Ancient Zone was the most important and thriving colony of Samothrace. The city had grown on the southern slopes of a low hill, at the foot of Zonaia, reaching the sea and was surrounded by a fortification wall. At the “insulae” (residential quarters), we recognize the characteristics of the typical Greek house of the 5th and 4th century BC. Aphrodite, Dionysos, Demeter and Apollo were worshipped, in the town. Up to now, two sanctuaries have been found: the smaller one, dedicated to Demeter and the other one, dedicated to Apollo.
The temple of Apollo is the most important public building of ancient Zone, within the only Archaic sanctuary identified with Apollo in Thrace. The temple (9 x 15 meters), with an orientation N-S, has survived on the level of the foundations with its 3-stepped “crepis” (floor) in the south. The surviving clay architectural fragments testify its Ionic style dated from the late 6th century BC. It comprises the basic structure of a comparatively large sanctuary (65 x 105 meters) for the size of the city. The foundations of the peribolos wall of the sanctuary are still in situ.
The identification of the temple with Apollo’s cult is based on a plethora of sherds (around 300) bearing the name of the god, found inside and around the temple. These sherds together with 5 stone inscriptions –one of them is bilingual- give us valuable information for the local Thracian dialect. They are inscribed with Greek letters which form a dialect, relative to the Greek language.
Its prosperity is dated from the 6th century BC although the earlier traces of worship go back to the 8th century BC, at least. Up to now, 12 buildings and a dining room have been revealed, together with the Archaic temple.

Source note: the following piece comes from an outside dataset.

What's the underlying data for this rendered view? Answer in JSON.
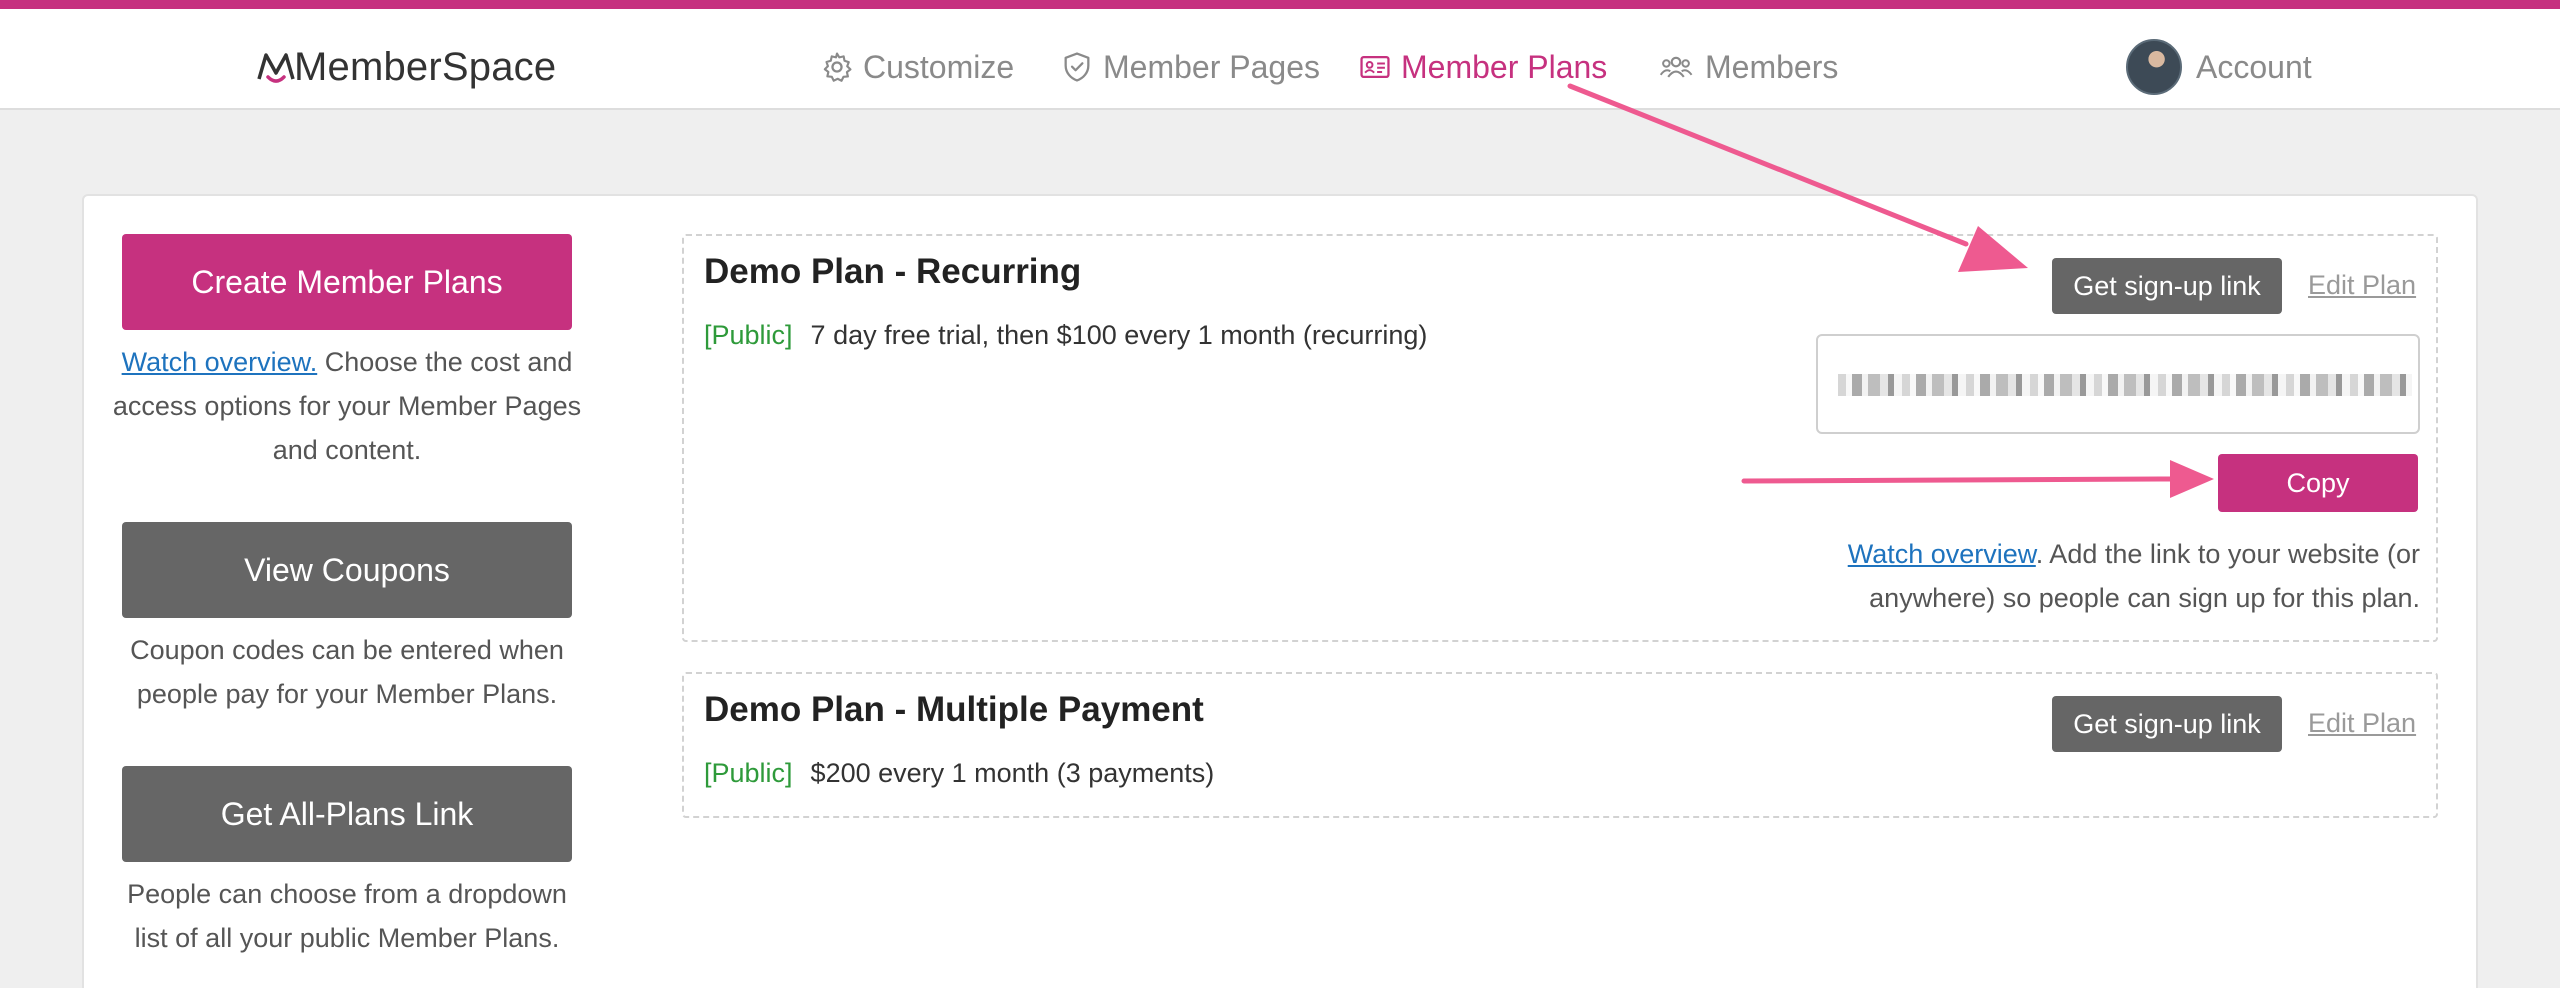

Artemis and goddess Hestia were worshipped in the sanctuary, together with Apollo. The plethora of finds testify the wealth of the sanctuary and its contacts with the mainland of Greece and the Orient: fragments of at least 60 marble kouros statues, kore statues, elaborate vessels, ivory objects, jewelry, figurines and other.